Victoria MacKenzie and Richard Childs met at the Massachusetts College of Art, where he was a student and she was teaching. After working as clothing designers, they moved to England and in the late '70s got jobs in a small pottery factory there. Eventually they made their way back to the States, where Richard became an art professor at Wells College in upstate New York.

They established Mackenzie-Childs, Ltd., in 1983 with an exclusive formula for majolica that was dishwasher-, oven- and microwave-safe. (Majolica ware is made of terra-cotta clay with a white tin glaze. Most of it, like the traditional Victorian cabbage ware, is fragile and chips easily.)

When Victoria and Richard showed their majolica at a New York trade show the next year, Neiman Marcus and other specialty stores fell in love with it.

"They offer something unique," says Jeanie Galvin, an executive vice president at Neiman Marcus, which has carried MacKenzie-Childs home furnishings for more than a decade. "That's very hard to do these days. Customers' first instinct when they see it is, 'This is something special.' "

Victoria believes their furnishings never go out of style "for the same reasons that homemade bread and fresh flowers and children don't go out of style."

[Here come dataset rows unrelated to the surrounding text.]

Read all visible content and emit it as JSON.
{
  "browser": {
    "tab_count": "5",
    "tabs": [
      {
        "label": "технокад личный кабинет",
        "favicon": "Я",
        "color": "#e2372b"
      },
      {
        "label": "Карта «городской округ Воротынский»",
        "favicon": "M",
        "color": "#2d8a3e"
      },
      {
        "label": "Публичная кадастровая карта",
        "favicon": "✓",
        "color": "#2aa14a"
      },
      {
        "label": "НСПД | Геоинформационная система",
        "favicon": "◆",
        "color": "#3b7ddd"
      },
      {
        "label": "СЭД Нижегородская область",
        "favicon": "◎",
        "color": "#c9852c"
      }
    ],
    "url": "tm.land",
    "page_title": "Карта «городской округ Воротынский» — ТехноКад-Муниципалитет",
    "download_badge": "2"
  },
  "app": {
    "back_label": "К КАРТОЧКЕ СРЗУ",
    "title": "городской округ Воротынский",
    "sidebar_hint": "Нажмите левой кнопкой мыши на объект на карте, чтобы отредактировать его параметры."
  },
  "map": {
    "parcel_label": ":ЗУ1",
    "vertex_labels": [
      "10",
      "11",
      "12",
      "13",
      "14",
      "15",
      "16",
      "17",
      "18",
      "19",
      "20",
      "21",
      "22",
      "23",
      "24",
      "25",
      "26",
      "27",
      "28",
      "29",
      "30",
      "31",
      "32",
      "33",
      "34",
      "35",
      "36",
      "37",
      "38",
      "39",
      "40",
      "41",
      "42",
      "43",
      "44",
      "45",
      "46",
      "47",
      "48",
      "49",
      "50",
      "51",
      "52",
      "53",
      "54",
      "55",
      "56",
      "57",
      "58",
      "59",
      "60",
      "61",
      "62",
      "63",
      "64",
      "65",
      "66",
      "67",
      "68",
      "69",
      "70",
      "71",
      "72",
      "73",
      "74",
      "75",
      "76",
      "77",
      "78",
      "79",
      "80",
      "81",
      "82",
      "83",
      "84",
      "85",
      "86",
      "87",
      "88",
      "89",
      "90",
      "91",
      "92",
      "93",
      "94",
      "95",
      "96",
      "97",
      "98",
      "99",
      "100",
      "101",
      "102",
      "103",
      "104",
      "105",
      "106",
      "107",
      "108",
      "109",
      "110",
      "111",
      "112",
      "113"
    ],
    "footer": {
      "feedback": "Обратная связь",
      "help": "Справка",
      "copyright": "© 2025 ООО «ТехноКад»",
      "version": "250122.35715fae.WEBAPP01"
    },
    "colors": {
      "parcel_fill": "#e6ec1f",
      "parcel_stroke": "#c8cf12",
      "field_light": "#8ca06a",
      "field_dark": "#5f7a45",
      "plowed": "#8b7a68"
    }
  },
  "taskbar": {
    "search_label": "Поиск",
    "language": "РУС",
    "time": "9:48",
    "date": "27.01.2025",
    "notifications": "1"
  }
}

For whatever reasons, the business has grown two- and threefold each year. Now there is a flagship store on Madison Avenue, where customers are greeted by a doorman and a family of pheasants. (Yes, you have to enjoy whimsy to partake of the complete MacKenzie-Childs experience.) More stores are planned in Chicago and San Francisco.

Today the MacKenzie-Childs studio and showroom, a converted dairy farm in Aurora, has over 300 employees -- plus exotic birds wandering the grounds, red brick roads and fabulous gardens.

Closer to home you can see the most complete line of their furnishings on display at the Winding Beam in Rehoboth, which is one of the company's "focus stores." MacKenzie-Childs accessories are 75 percent of the shop's business, according to owner Helen O'Connor, partly because their casual sophistication, pastel colors and playful detailing make them ideal for beach houses.

Forget clean lines and simplicity of detail. As a friend once said to Victoria, "Your motto is 'Anything worth doing is worth overdoing.' "

Here are tuffets and tassels, rattan chaises and egg cozies with antique gold fringe. Furniture with names like the freckle fish chair and tureens shaped like turtles with glass bead knobs. A bombe chest with bunny-rabbit feet. Less isn't more. More is more.

Smidgen of joy

And if you can't do that much MacKenzie-Childs but would like a touch of color and a bit of imagination and just a smidgen of joy in your life, consider the painted knobs. You could get them for your kitchen drawers or your bureau.

None of them match, some of them are round and some come in the shape of little fish. The colors are pastel, only brighter somehow.

"I have MacKenzie-Childs knobs on my drawers," Winding Beam owner Helen O'Connor says when asked if she furnishes her own home with the line.

L "They just make you happy. And I never tire of the designs."

Baltimore Sun Articles
|
|
|
Please note the green-lined linked article text has been applied commercially without any involvement from our newsroom editors, reporters or any other editorial staff.